== DATA EXTRACT ==

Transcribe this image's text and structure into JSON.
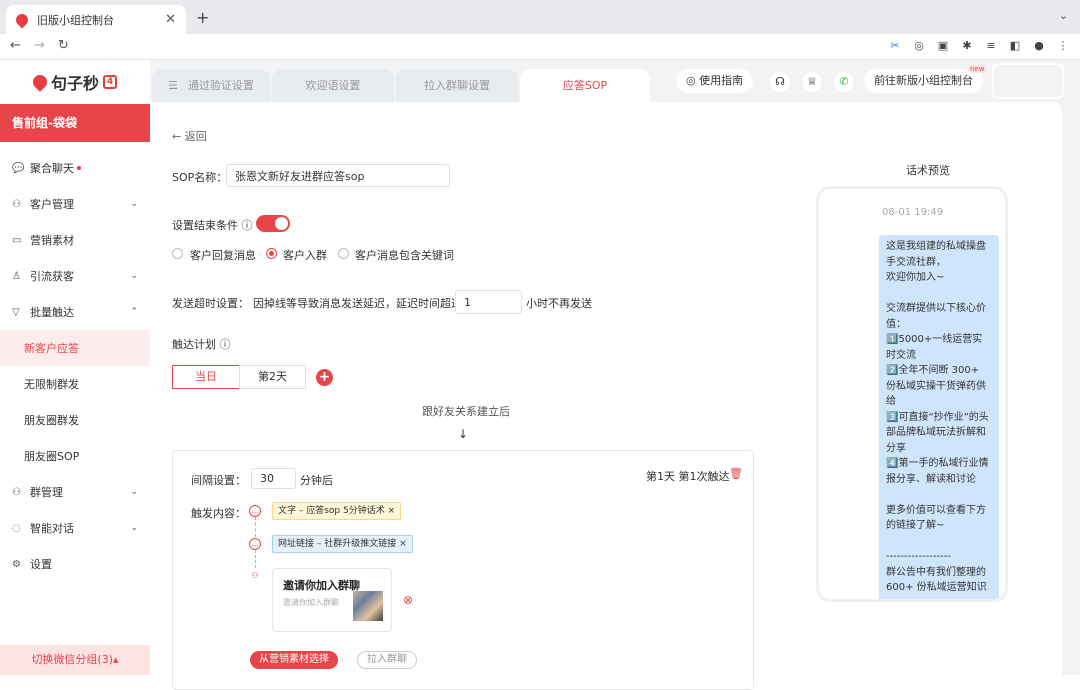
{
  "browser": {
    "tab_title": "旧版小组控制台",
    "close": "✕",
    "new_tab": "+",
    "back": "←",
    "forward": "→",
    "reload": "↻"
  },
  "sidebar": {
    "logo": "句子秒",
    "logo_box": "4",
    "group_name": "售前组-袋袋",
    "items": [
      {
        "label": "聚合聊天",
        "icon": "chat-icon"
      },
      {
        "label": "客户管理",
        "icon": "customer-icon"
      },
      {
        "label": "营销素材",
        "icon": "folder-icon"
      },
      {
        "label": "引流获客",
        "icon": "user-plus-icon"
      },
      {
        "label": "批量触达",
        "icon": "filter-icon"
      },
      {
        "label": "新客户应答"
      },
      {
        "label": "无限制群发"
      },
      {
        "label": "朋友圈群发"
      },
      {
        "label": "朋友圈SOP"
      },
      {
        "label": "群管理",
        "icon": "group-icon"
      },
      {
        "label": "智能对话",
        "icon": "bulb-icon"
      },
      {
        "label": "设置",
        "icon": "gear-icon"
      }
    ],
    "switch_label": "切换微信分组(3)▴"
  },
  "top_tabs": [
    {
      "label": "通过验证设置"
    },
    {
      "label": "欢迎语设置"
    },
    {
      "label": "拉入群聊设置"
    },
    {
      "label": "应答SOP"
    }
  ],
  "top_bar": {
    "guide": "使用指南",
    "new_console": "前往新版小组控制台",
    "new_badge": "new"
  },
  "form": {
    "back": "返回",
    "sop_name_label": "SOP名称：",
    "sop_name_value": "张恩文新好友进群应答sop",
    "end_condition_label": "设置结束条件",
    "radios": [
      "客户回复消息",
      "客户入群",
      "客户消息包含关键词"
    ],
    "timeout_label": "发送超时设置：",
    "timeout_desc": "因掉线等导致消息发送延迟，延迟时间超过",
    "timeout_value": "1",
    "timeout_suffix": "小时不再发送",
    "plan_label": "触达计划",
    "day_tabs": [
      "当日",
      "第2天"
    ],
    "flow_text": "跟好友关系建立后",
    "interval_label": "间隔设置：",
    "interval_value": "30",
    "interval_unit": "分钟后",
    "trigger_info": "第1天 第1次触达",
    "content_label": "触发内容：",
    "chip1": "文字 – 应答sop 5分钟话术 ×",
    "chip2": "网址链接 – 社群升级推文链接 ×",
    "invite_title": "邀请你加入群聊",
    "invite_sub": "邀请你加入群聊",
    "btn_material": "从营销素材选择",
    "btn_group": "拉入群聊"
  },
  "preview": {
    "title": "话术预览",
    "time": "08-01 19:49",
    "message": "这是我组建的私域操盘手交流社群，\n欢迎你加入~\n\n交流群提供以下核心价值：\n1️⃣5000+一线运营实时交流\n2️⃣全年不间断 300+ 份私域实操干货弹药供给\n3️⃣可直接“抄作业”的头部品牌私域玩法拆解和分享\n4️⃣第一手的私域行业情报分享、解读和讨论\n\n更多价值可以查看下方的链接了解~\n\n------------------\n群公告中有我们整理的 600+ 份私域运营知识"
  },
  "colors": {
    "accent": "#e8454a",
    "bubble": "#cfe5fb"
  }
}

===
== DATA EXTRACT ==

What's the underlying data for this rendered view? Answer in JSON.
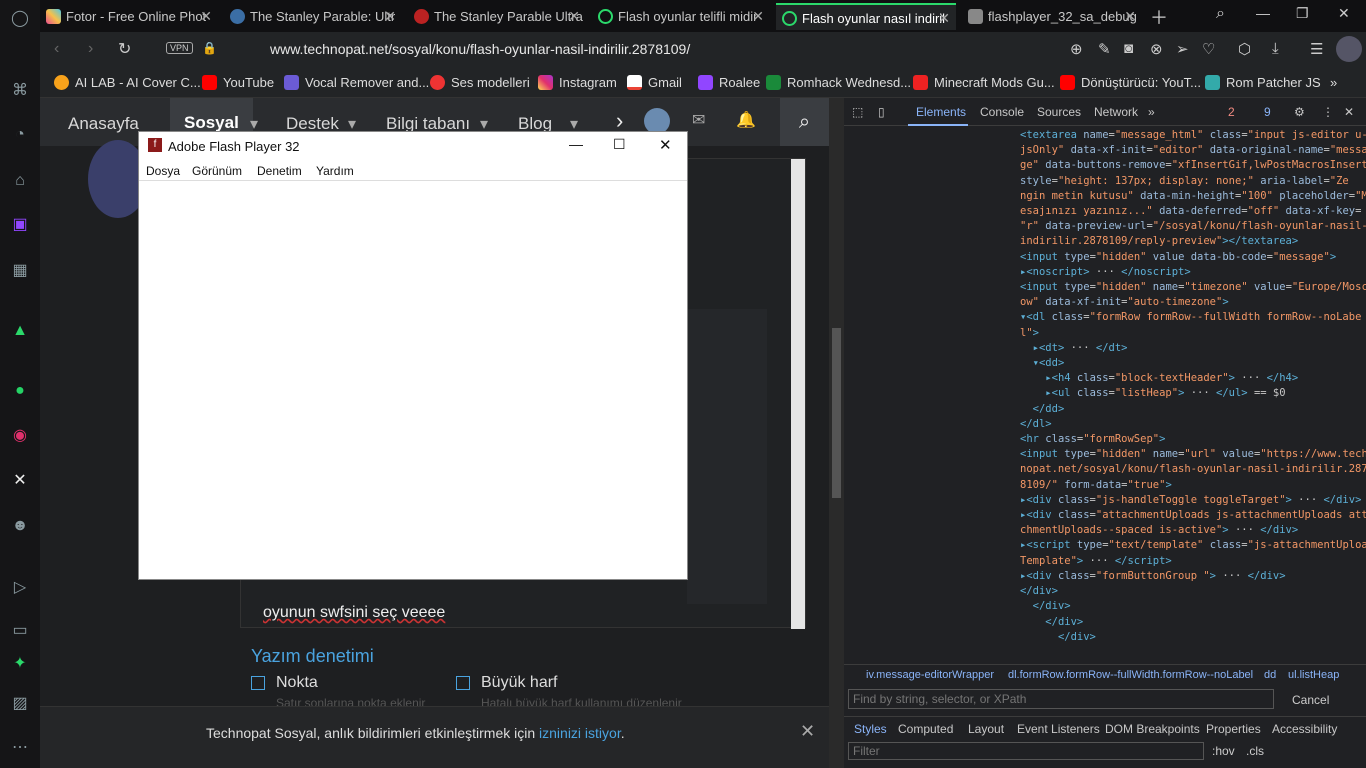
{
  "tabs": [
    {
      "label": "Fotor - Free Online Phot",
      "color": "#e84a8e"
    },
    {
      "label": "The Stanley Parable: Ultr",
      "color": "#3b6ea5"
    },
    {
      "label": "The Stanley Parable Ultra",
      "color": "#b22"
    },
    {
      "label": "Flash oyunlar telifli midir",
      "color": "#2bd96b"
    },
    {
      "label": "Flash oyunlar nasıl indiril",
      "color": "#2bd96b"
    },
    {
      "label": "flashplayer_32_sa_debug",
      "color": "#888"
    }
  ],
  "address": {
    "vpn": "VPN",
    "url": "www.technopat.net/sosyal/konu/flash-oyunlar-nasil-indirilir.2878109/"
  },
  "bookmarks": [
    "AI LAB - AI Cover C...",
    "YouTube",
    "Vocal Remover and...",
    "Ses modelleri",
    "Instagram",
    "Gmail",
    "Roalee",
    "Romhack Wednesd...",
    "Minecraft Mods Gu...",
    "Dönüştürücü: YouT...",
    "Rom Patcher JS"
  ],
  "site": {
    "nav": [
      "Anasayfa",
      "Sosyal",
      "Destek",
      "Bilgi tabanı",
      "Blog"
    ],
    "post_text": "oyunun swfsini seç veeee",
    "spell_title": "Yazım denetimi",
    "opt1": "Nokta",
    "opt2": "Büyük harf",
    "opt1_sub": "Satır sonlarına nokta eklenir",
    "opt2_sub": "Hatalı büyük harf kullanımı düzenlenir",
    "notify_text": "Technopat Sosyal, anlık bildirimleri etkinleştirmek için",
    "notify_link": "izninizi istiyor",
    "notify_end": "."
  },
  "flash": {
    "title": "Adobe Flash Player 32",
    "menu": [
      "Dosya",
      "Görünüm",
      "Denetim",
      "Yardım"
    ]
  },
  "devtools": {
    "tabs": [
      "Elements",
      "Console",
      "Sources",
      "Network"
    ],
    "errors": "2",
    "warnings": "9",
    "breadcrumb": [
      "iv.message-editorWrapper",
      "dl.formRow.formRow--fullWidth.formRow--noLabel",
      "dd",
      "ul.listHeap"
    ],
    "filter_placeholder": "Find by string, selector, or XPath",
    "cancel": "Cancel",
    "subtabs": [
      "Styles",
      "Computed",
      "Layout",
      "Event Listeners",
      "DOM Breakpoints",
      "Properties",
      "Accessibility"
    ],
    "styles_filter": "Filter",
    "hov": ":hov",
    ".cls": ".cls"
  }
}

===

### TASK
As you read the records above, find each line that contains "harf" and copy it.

### RESULT
    "opt2": "Büyük harf",
    "opt2_sub": "Hatalı büyük harf kullanımı düzenlenir",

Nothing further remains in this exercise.